Movie Fanatic: We understand you were moved by a series of documentaries on real-life women like the one you play in Les Miserables? How so?
Anne Hathaway: I was very inspired by some of the work that Emma Thompson has done. I read things that are unimaginable to think that human beings have experienced them. I remember there was a police raid on one of the brothels and a camera crew went along and there was a small crawl space up in the ceiling. Oh my God, 14 girls came out of it and they were all so tiny and crunched up. They weren’t worried about getting arrested. They were gone. They were numb. They were unrecognizable as human beings and my heart broke for them. There was another piece where there was a woman who didn’t want her identity revealed and she sat there and kept repeating, "I come from a good family. We lost everything and I have children so now I do this," and she doesn’t want to do this but it’s the only way the children are going to eat. Then she let out this sob that I’ve never heard before.
Movie Fanatic: Is it safe to say that informed your performance?
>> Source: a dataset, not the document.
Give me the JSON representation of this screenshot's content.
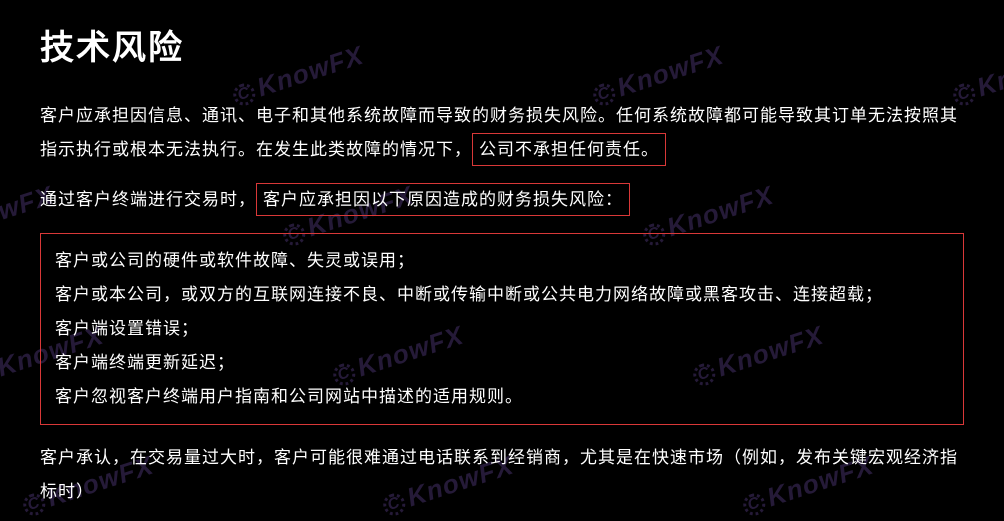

Anne Hathaway: Yes, that was the moment I realized that I wasn’t playing a character. This woman deserves to have her voice heard. I needed to connect to that honesty and recreate that feeling. I’ll never know who she is but she was really the one who made me understand when Fantine says "shame" what it’s like not just to go to a dark place but to have fallen from a place where you didn’t imagine anything bad was going to happen to you and the betrayal and rage you feel at life. You’ve gone into a place that, by the way, I don’t believe this woman would have gone to, that Fantine would not have gone to if she didn’t have children to support. I think she would have let herself die. So, Fantine is so heartbreaking and it all just layered within me.